SAM: "US-backed militias of the kind that we saw defeat al Qaeda in Iraq."
Two short sound bites that were played on Saturday Morning -- when the first one was on, I thought it might be a preview of the GPS interview, but at the end of the second one, he says "Anderson," so it looks like these were outtakes from the interview used for the "Inside the Battle Zone" special.
MICHAEL WARE, CNN CORRESPONDENT: Well, I hope it accomplished a lot, but I suspect it's just a drop in the bucket. I mean, the size of this country, the terrain involved -- I mean, this is the end of Himalayas. Can you imagine the mountain peaks and the valleys? Three thousand troops get swallowed up in just one small valley.
Now, if they're IED specialists, I'd imagine they'll be sprinkled across the country. They're going to help find a lot more before they blow up, but there's still plenty more out there. Three thousand, quite frankly, is next to nothing.
MICHAEL WARE, CNN INTERNATIONAL CORRESPONDENT: The U.S. military is considering an option. The Afghan government has already picked it up and has a pilot program under way. It draws on the lessons from Iraq.
The American troops on the ground are not going to get the tribes. What's going to get the tribes is a bigger political solution with the Afghan government. So now what we're seeing is the beginning of a program to recruit tribal militias that will fight the Taliban. U.S.-backed militias of the kind that we saw defeat al Qaeda in Iraq.
Once America took the insurgents, put 103,000 of them on the U.S. government payroll, the war stopped almost overnight. And these men knew where al Qaeda slept and just walked in and whacked them. That's what they are now looking at doing here.
If the tribal forces, if the warlords, the militias say, "No Taliban in my area," there will be no Taliban in that area.
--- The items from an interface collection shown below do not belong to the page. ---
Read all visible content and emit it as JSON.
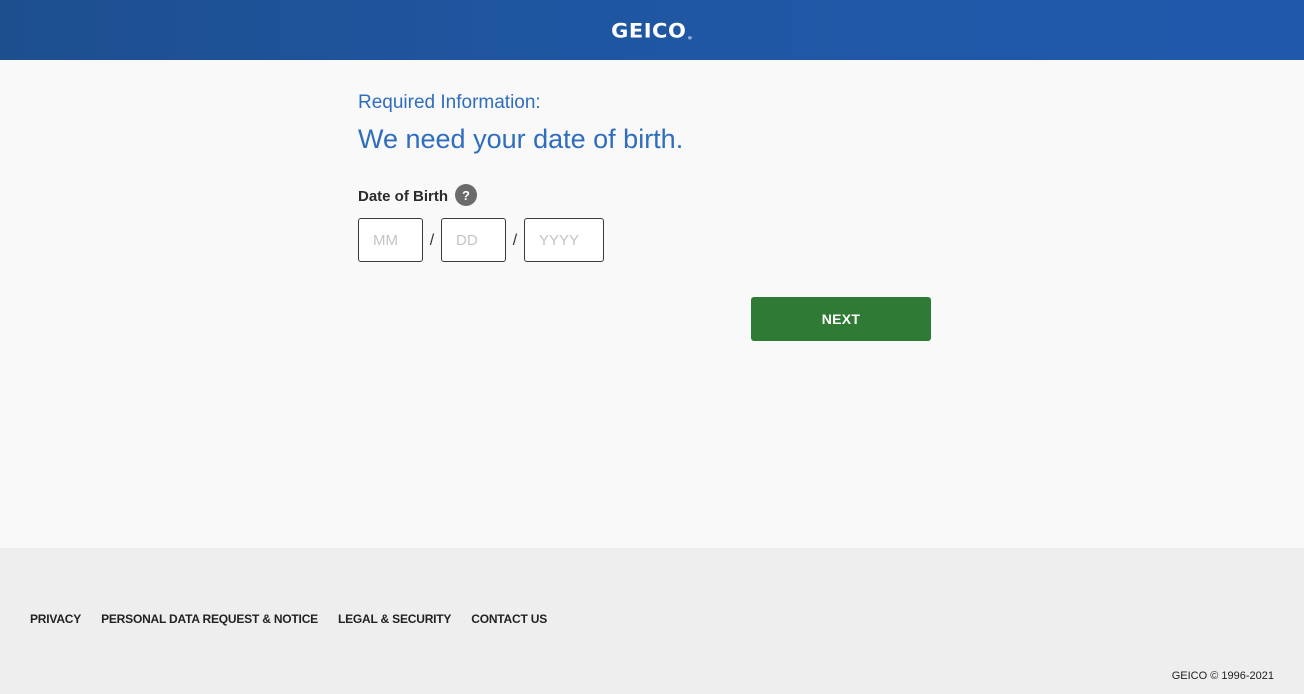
{
  "header": {
    "logo_text": "GEICO",
    "logo_mark": "®",
    "background_color": "#1f56a0"
  },
  "form": {
    "subtitle": "Required Information:",
    "title": "We need your date of birth.",
    "dob_label": "Date of Birth",
    "help_icon": "question-circle-icon",
    "help_glyph": "?",
    "month": {
      "value": "",
      "placeholder": "MM"
    },
    "day": {
      "value": "",
      "placeholder": "DD"
    },
    "year": {
      "value": "",
      "placeholder": "YYYY"
    },
    "separator": "/",
    "next_label": "NEXT",
    "accent_color": "#2f6dbf",
    "button_color": "#2f7a35"
  },
  "footer": {
    "links": [
      {
        "label": "PRIVACY"
      },
      {
        "label": "PERSONAL DATA REQUEST & NOTICE"
      },
      {
        "label": "LEGAL & SECURITY"
      },
      {
        "label": "CONTACT US"
      }
    ],
    "copyright": "GEICO © 1996-2021"
  }
}
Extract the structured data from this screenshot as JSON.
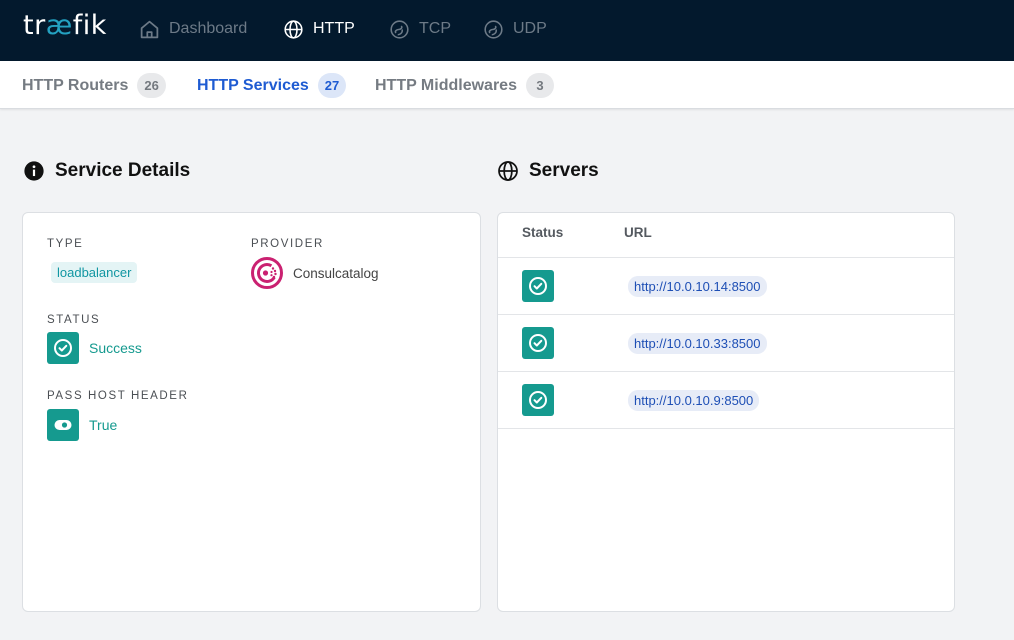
{
  "brand": {
    "logo_pre": "tr",
    "logo_ae": "æ",
    "logo_post": "fik"
  },
  "topnav": [
    {
      "label": "Dashboard",
      "icon": "home-icon",
      "active": false
    },
    {
      "label": "HTTP",
      "icon": "globe-icon",
      "active": true
    },
    {
      "label": "TCP",
      "icon": "tcp-icon",
      "active": false
    },
    {
      "label": "UDP",
      "icon": "udp-icon",
      "active": false
    }
  ],
  "tabs": [
    {
      "label": "HTTP Routers",
      "count": "26",
      "active": false
    },
    {
      "label": "HTTP Services",
      "count": "27",
      "active": true
    },
    {
      "label": "HTTP Middlewares",
      "count": "3",
      "active": false
    }
  ],
  "details": {
    "title": "Service Details",
    "type_label": "TYPE",
    "type_value": "loadbalancer",
    "provider_label": "PROVIDER",
    "provider_value": "Consulcatalog",
    "status_label": "STATUS",
    "status_value": "Success",
    "pass_host_header_label": "PASS HOST HEADER",
    "pass_host_header_value": "True"
  },
  "servers": {
    "title": "Servers",
    "col_status": "Status",
    "col_url": "URL",
    "rows": [
      {
        "url": "http://10.0.10.14:8500"
      },
      {
        "url": "http://10.0.10.33:8500"
      },
      {
        "url": "http://10.0.10.9:8500"
      }
    ]
  },
  "colors": {
    "nav_bg": "#03192d",
    "accent_blue": "#1e5bd2",
    "success_teal": "#159a8f",
    "brand_ae": "#24a1c1"
  }
}
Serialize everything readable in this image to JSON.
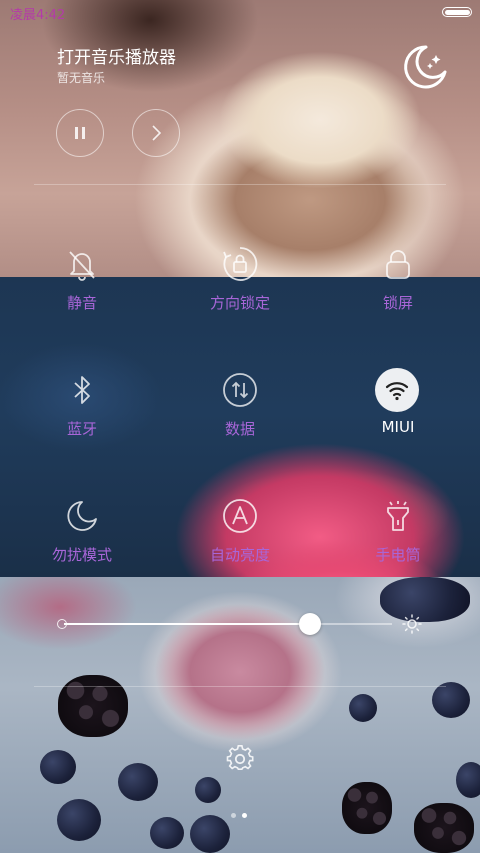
{
  "status_bar": {
    "time": "凌晨4:42",
    "battery_level": 1.0
  },
  "music": {
    "title": "打开音乐播放器",
    "subtitle": "暂无音乐"
  },
  "toggles": [
    {
      "label": "静音",
      "icon": "bell-off-icon",
      "active": false
    },
    {
      "label": "方向锁定",
      "icon": "rotation-lock-icon",
      "active": false
    },
    {
      "label": "锁屏",
      "icon": "lock-icon",
      "active": false
    },
    {
      "label": "蓝牙",
      "icon": "bluetooth-icon",
      "active": false
    },
    {
      "label": "数据",
      "icon": "mobile-data-icon",
      "active": false
    },
    {
      "label": "MIUI",
      "icon": "wifi-icon",
      "active": true
    },
    {
      "label": "勿扰模式",
      "icon": "moon-icon",
      "active": false
    },
    {
      "label": "自动亮度",
      "icon": "auto-brightness-icon",
      "active": false
    },
    {
      "label": "手电筒",
      "icon": "flashlight-icon",
      "active": false
    }
  ],
  "brightness": {
    "level": 0.75
  },
  "pager": {
    "page_count": 2,
    "current_page": 2
  },
  "colors": {
    "status_time": "#b43aa8",
    "toggle_label": "#a866d8",
    "active_toggle_bg": "#ffffff"
  }
}
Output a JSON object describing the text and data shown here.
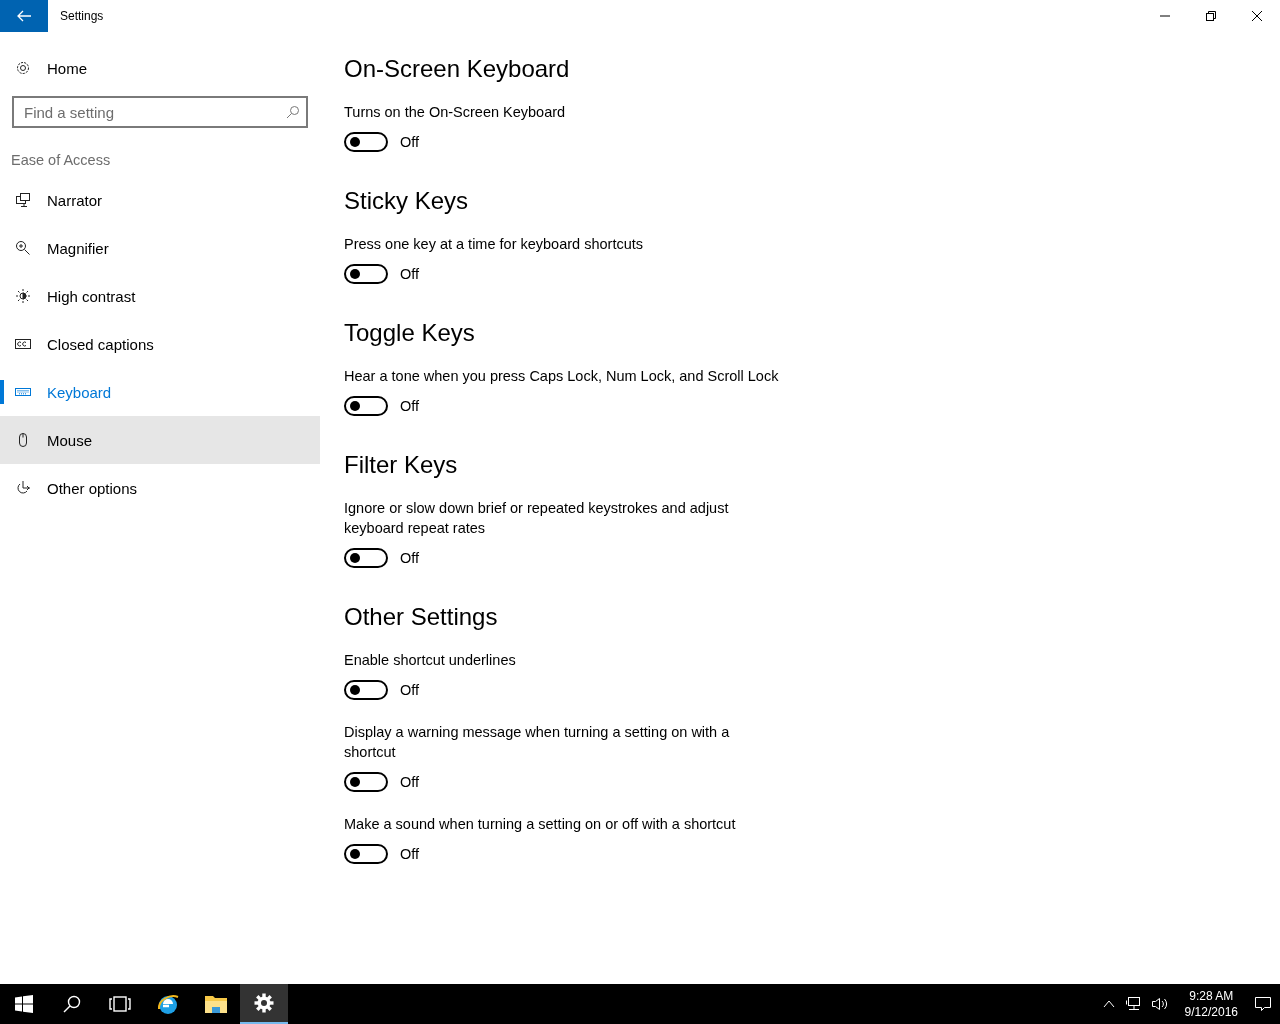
{
  "window": {
    "title": "Settings"
  },
  "sidebar": {
    "home": {
      "label": "Home"
    },
    "search": {
      "placeholder": "Find a setting"
    },
    "group_title": "Ease of Access",
    "items": [
      {
        "label": "Narrator",
        "selected": false,
        "highlighted": false
      },
      {
        "label": "Magnifier",
        "selected": false,
        "highlighted": false
      },
      {
        "label": "High contrast",
        "selected": false,
        "highlighted": false
      },
      {
        "label": "Closed captions",
        "selected": false,
        "highlighted": false
      },
      {
        "label": "Keyboard",
        "selected": true,
        "highlighted": false
      },
      {
        "label": "Mouse",
        "selected": false,
        "highlighted": true
      },
      {
        "label": "Other options",
        "selected": false,
        "highlighted": false
      }
    ]
  },
  "sections": [
    {
      "title": "On-Screen Keyboard",
      "settings": [
        {
          "description": "Turns on the On-Screen Keyboard",
          "on": false,
          "state_label": "Off"
        }
      ]
    },
    {
      "title": "Sticky Keys",
      "settings": [
        {
          "description": "Press one key at a time for keyboard shortcuts",
          "on": false,
          "state_label": "Off"
        }
      ]
    },
    {
      "title": "Toggle Keys",
      "settings": [
        {
          "description": "Hear a tone when you press Caps Lock, Num Lock, and Scroll Lock",
          "on": false,
          "state_label": "Off"
        }
      ]
    },
    {
      "title": "Filter Keys",
      "settings": [
        {
          "description": "Ignore or slow down brief or repeated keystrokes and adjust keyboard repeat rates",
          "on": false,
          "state_label": "Off"
        }
      ]
    },
    {
      "title": "Other Settings",
      "settings": [
        {
          "description": "Enable shortcut underlines",
          "on": false,
          "state_label": "Off"
        },
        {
          "description": "Display a warning message when turning a setting on with a shortcut",
          "on": false,
          "state_label": "Off"
        },
        {
          "description": "Make a sound when turning a setting on or off with a shortcut",
          "on": false,
          "state_label": "Off"
        }
      ]
    }
  ],
  "taskbar": {
    "items": [
      {
        "active": false
      },
      {
        "active": false
      },
      {
        "active": false
      },
      {
        "active": false
      },
      {
        "active": false
      },
      {
        "active": true
      }
    ],
    "time": "9:28 AM",
    "date": "9/12/2016"
  }
}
And that's what America is now considering to fill this enormous vacuum, this enormous gap between what's needed and what America has here in country.